The colour is a clean and shiny pale pink with tints of blue. It tastes fresh, light, with a refreshing acidity and slightly bitter notes.
This white wine, made from hand-picked Verdejo, does not have a powerful nose, but rather reveals a more elegant, complex varietal character.
The colour is greenish-yellow and the nose has a medium intensity with hints of fennel, herbs, white blossom, pear and peach.
It has a fresh, unctuous, very smooth mouth-feel, with a long, round finish.
It matches well with fish, shellfish, white meat, ham, pasta, chicken or cold meat.
This subtle and elegant red is produced from Mencía, the characteristic grape for the Bierzo D.O.
It is well-structured and balanced, with a vibrant acidity, silky tannins and a hint of wild berries. Clove and liquorice on the back palate.
It pairs well with flavor rich recipes and dishes like slow cooked stews, roast beef or baked lamb.
All the above wines are the most outstanding of this edition, but others are more affordable – less than €4.
This wine from Tarragona, in Catalunya, is fresh, fruity and voluptuous with some acidity.
‘The climate of the region and its Gascon and Occitan heritage make this wine very French,’ says Martín.
Acidic yet, at the same time, fresh and mellow. According to Martín, this wine from the Monóvar winery is particularly good this year.
This wine tastes a bit like kiwi, ‘that marvelous green fruit, exotic but not warm or tropical’.
Categorised as a ‘gastronomic rosé’, it’s the ideal companion for Mediterranean dishes, especially seafood rice dishes, recommends Martín, adding: ‘A nectar, undoubtedly’.
A ‘bright and luminous vermilion’ wine with notes of raspberry, blueberry and basil.
Goes brilliantly with suquet, fish, fish broths and mellow rices.
Made from the Bobal grape variety, this wine has a fresh aroma with blackberry and fruit jelly notes.
It is sweet, fresh and easy to drink with a low alcohol volume.
It goes well with salads, pastas and cold dishes.
This rich and intense wine is made from a blend of Cabernet Sauvignon and Tempranillo.

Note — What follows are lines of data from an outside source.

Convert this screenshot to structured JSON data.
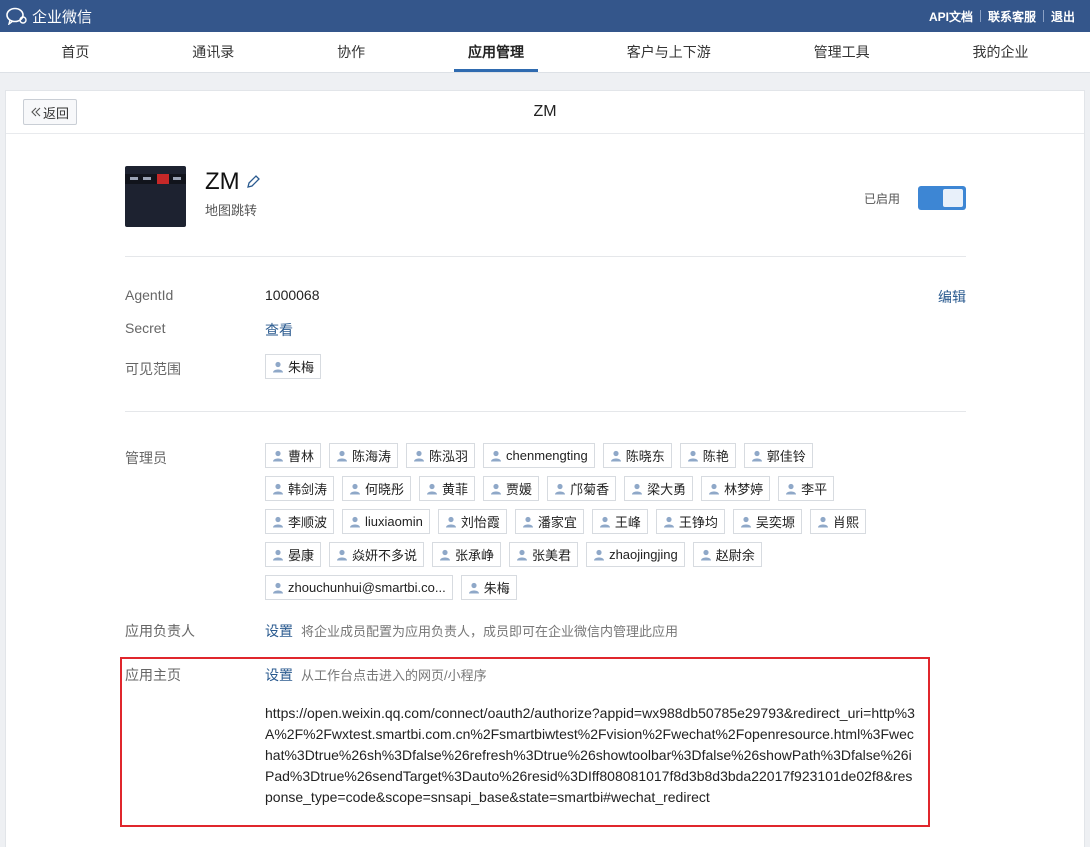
{
  "topbar": {
    "brand": "企业微信",
    "links": [
      "API文档",
      "联系客服",
      "退出"
    ]
  },
  "nav": {
    "items": [
      "首页",
      "通讯录",
      "协作",
      "应用管理",
      "客户与上下游",
      "管理工具",
      "我的企业"
    ],
    "active_index": 3
  },
  "panel": {
    "back_label": "返回",
    "title": "ZM"
  },
  "app": {
    "name": "ZM",
    "description": "地图跳转",
    "status_label": "已启用",
    "enabled": true
  },
  "details": {
    "agentid_label": "AgentId",
    "agentid_value": "1000068",
    "edit_label": "编辑",
    "secret_label": "Secret",
    "secret_action": "查看",
    "visibility_label": "可见范围",
    "visibility_tags": [
      "朱梅"
    ]
  },
  "admins": {
    "label": "管理员",
    "tags": [
      "曹林",
      "陈海涛",
      "陈泓羽",
      "chenmengting",
      "陈晓东",
      "陈艳",
      "郭佳铃",
      "韩剑涛",
      "何晓彤",
      "黄菲",
      "贾媛",
      "邝菊香",
      "梁大勇",
      "林梦婷",
      "李平",
      "李顺波",
      "liuxiaomin",
      "刘怡霞",
      "潘家宜",
      "王峰",
      "王铮均",
      "吴奕塬",
      "肖熙",
      "晏康",
      "焱妍不多说",
      "张承峥",
      "张美君",
      "zhaojingjing",
      "赵尉余",
      "zhouchunhui@smartbi.co...",
      "朱梅"
    ]
  },
  "owner": {
    "label": "应用负责人",
    "action": "设置",
    "hint": "将企业成员配置为应用负责人，成员即可在企业微信内管理此应用"
  },
  "homepage": {
    "label": "应用主页",
    "action": "设置",
    "hint": "从工作台点击进入的网页/小程序",
    "url": "https://open.weixin.qq.com/connect/oauth2/authorize?appid=wx988db50785e29793&redirect_uri=http%3A%2F%2Fwxtest.smartbi.com.cn%2Fsmartbiwtest%2Fvision%2Fwechat%2Fopenresource.html%3Fwechat%3Dtrue%26sh%3Dfalse%26refresh%3Dtrue%26showtoolbar%3Dfalse%26showPath%3Dfalse%26iPad%3Dtrue%26sendTarget%3Dauto%26resid%3DIff808081017f8d3b8d3bda22017f923101de02f8&response_type=code&scope=snsapi_base&state=smartbi#wechat_redirect"
  }
}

Full-bodied and well-structured, it presents complex aromas with spicy and balsamic notes, and is velvety on the palate.
It goes well with lamb.

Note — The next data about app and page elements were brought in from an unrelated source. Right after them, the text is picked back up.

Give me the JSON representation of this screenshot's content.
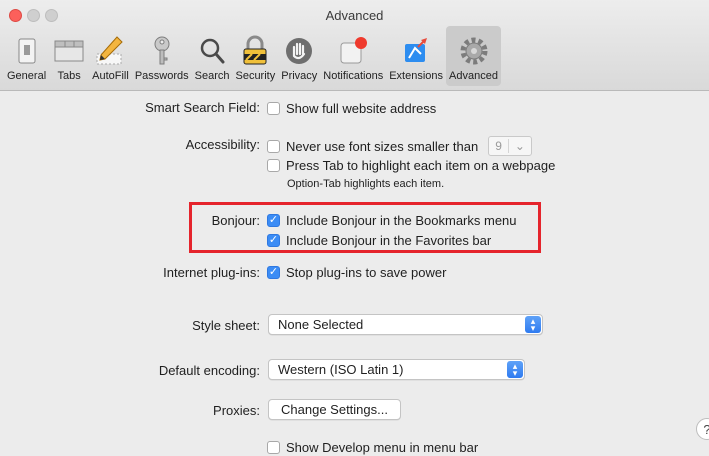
{
  "window": {
    "title": "Advanced"
  },
  "toolbar": {
    "items": [
      {
        "label": "General",
        "icon": "general-switch-icon"
      },
      {
        "label": "Tabs",
        "icon": "tabs-icon"
      },
      {
        "label": "AutoFill",
        "icon": "pencil-icon"
      },
      {
        "label": "Passwords",
        "icon": "key-icon"
      },
      {
        "label": "Search",
        "icon": "magnifier-icon"
      },
      {
        "label": "Security",
        "icon": "lock-icon"
      },
      {
        "label": "Privacy",
        "icon": "hand-icon"
      },
      {
        "label": "Notifications",
        "icon": "notification-icon"
      },
      {
        "label": "Extensions",
        "icon": "puzzle-icon"
      },
      {
        "label": "Advanced",
        "icon": "gear-icon",
        "selected": true
      }
    ]
  },
  "settings": {
    "smart_search": {
      "label": "Smart Search Field:",
      "option": "Show full website address",
      "checked": false
    },
    "accessibility": {
      "label": "Accessibility:",
      "font_option": "Never use font sizes smaller than",
      "font_value": "9",
      "font_checked": false,
      "tab_option": "Press Tab to highlight each item on a webpage",
      "tab_checked": false,
      "note": "Option-Tab highlights each item."
    },
    "bonjour": {
      "label": "Bonjour:",
      "bookmarks_option": "Include Bonjour in the Bookmarks menu",
      "bookmarks_checked": true,
      "favorites_option": "Include Bonjour in the Favorites bar",
      "favorites_checked": true
    },
    "plugins": {
      "label": "Internet plug-ins:",
      "option": "Stop plug-ins to save power",
      "checked": true
    },
    "stylesheet": {
      "label": "Style sheet:",
      "value": "None Selected"
    },
    "encoding": {
      "label": "Default encoding:",
      "value": "Western (ISO Latin 1)"
    },
    "proxies": {
      "label": "Proxies:",
      "button": "Change Settings..."
    },
    "develop": {
      "option": "Show Develop menu in menu bar",
      "checked": false
    }
  },
  "help": {
    "label": "?"
  },
  "colors": {
    "accent": "#3b8cf5",
    "highlight_box": "#e5242c"
  }
}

This blend of Tempranillo and Garnacha combines aromas of fruit and wood.
It’s the perfect partner for lamb, veal and poultry.
This classic red wine from Rioja Alavesa presents notes of ripe fruit, red fruit and spices.
‘Really good, like those historic reds from Riojan harvests, but modernised in process and taste,’ says Martín.
This Catalan wine from the Celler Cooperatiu d’Espolla is made from two native grapes, the Lledoner negro (85%) and Lledoner rojo (15%).
It has a cherry red colour and the aroma of fresh fruit with aniseed and nuts.
The mouth is very sweet, with tannins present and a slightly bitter finish that gives it elegance.
It is ideal for drinks between hours, as an aperitif and accompanying light dishes.
This rosé cava is ‘fresh, fruity (strawberries, blackberries, raspberries), and slightly acidic with notes reminiscent of sweet cake.’
Pair it with rice dishes, salads and all types of seafood.
This is an iconic but affordable Manzanilla, recognizable with its label in homage to a gipsy woman who ran a bar in Málaga in which the drink was particularly popular.
Made from Palomino Fino, its nose has yellow apple and lemon aromas with of floral notes and a touch of sea breeze.
It tastes light and dry at the start and becomes saltier, with subtle hints of liquorice and salted almonds.
It goes best with tapas and appetizers, fish, shellfish, white meat and salads.